=== Provided records ===
- Opening Delimiter -

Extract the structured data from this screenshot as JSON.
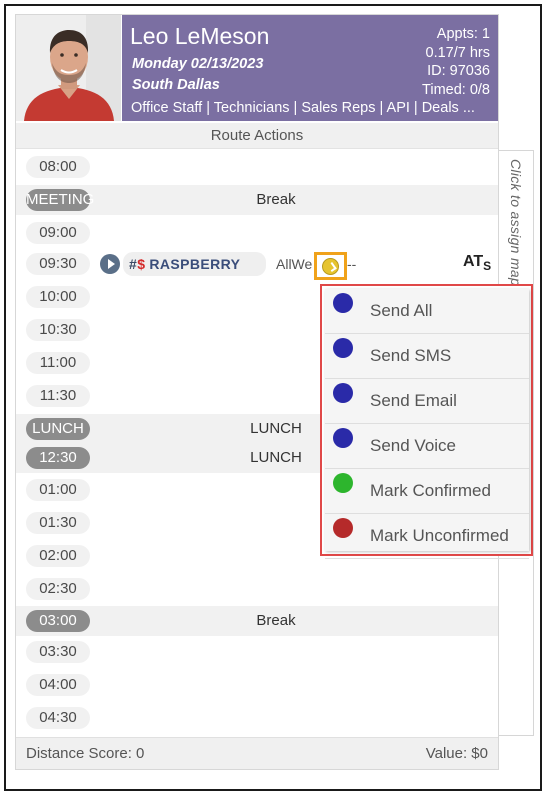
{
  "header": {
    "name": "Leo LeMeson",
    "date": "Monday 02/13/2023",
    "location": "South Dallas",
    "appts": "Appts: 1",
    "hours": "0.17/7 hrs",
    "id": "ID: 97036",
    "timed": "Timed: 0/8",
    "links": "Office Staff | Technicians | Sales Reps | API | Deals ..."
  },
  "route_actions": "Route Actions",
  "assign_strip": "Click to assign map",
  "rows": [
    {
      "time": "08:00",
      "label": ""
    },
    {
      "time": "MEETING",
      "label": "Break"
    },
    {
      "time": "09:00",
      "label": ""
    },
    {
      "time": "09:30",
      "label": ""
    },
    {
      "time": "10:00",
      "label": ""
    },
    {
      "time": "10:30",
      "label": ""
    },
    {
      "time": "11:00",
      "label": ""
    },
    {
      "time": "11:30",
      "label": ""
    },
    {
      "time": "LUNCH",
      "label": "LUNCH"
    },
    {
      "time": "12:30",
      "label": "LUNCH"
    },
    {
      "time": "01:00",
      "label": ""
    },
    {
      "time": "01:30",
      "label": ""
    },
    {
      "time": "02:00",
      "label": ""
    },
    {
      "time": "02:30",
      "label": ""
    },
    {
      "time": "03:00",
      "label": "Break"
    },
    {
      "time": "03:30",
      "label": ""
    },
    {
      "time": "04:00",
      "label": ""
    },
    {
      "time": "04:30",
      "label": ""
    }
  ],
  "appointment": {
    "hash": "#",
    "dollar": "$",
    "name": "RASPBERRY",
    "allwe": "AllWe",
    "dash": "--",
    "at": "AT",
    "at_sub": "S"
  },
  "menu": {
    "items": [
      {
        "label": "Send All",
        "color": "#2a2aa8"
      },
      {
        "label": "Send SMS",
        "color": "#2a2aa8"
      },
      {
        "label": "Send Email",
        "color": "#2a2aa8"
      },
      {
        "label": "Send Voice",
        "color": "#2a2aa8"
      },
      {
        "label": "Mark Confirmed",
        "color": "#2db52d"
      },
      {
        "label": "Mark Unconfirmed",
        "color": "#b52a2a"
      }
    ]
  },
  "footer": {
    "distance": "Distance Score: 0",
    "value": "Value: $0"
  },
  "colors": {
    "header_bg": "#7b6fa2",
    "highlight": "#f0a21a",
    "menu_border": "#e04848"
  }
}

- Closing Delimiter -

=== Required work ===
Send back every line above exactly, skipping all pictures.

=== Expected answer ===
Extract the structured data from this screenshot as JSON.
{
  "header": {
    "name": "Leo LeMeson",
    "date": "Monday 02/13/2023",
    "location": "South Dallas",
    "appts": "Appts: 1",
    "hours": "0.17/7 hrs",
    "id": "ID: 97036",
    "timed": "Timed: 0/8",
    "links": "Office Staff | Technicians | Sales Reps | API | Deals ..."
  },
  "route_actions": "Route Actions",
  "assign_strip": "Click to assign map",
  "rows": [
    {
      "time": "08:00",
      "label": ""
    },
    {
      "time": "MEETING",
      "label": "Break"
    },
    {
      "time": "09:00",
      "label": ""
    },
    {
      "time": "09:30",
      "label": ""
    },
    {
      "time": "10:00",
      "label": ""
    },
    {
      "time": "10:30",
      "label": ""
    },
    {
      "time": "11:00",
      "label": ""
    },
    {
      "time": "11:30",
      "label": ""
    },
    {
      "time": "LUNCH",
      "label": "LUNCH"
    },
    {
      "time": "12:30",
      "label": "LUNCH"
    },
    {
      "time": "01:00",
      "label": ""
    },
    {
      "time": "01:30",
      "label": ""
    },
    {
      "time": "02:00",
      "label": ""
    },
    {
      "time": "02:30",
      "label": ""
    },
    {
      "time": "03:00",
      "label": "Break"
    },
    {
      "time": "03:30",
      "label": ""
    },
    {
      "time": "04:00",
      "label": ""
    },
    {
      "time": "04:30",
      "label": ""
    }
  ],
  "appointment": {
    "hash": "#",
    "dollar": "$",
    "name": "RASPBERRY",
    "allwe": "AllWe",
    "dash": "--",
    "at": "AT",
    "at_sub": "S"
  },
  "menu": {
    "items": [
      {
        "label": "Send All",
        "color": "#2a2aa8"
      },
      {
        "label": "Send SMS",
        "color": "#2a2aa8"
      },
      {
        "label": "Send Email",
        "color": "#2a2aa8"
      },
      {
        "label": "Send Voice",
        "color": "#2a2aa8"
      },
      {
        "label": "Mark Confirmed",
        "color": "#2db52d"
      },
      {
        "label": "Mark Unconfirmed",
        "color": "#b52a2a"
      }
    ]
  },
  "footer": {
    "distance": "Distance Score: 0",
    "value": "Value: $0"
  },
  "colors": {
    "header_bg": "#7b6fa2",
    "highlight": "#f0a21a",
    "menu_border": "#e04848"
  }
}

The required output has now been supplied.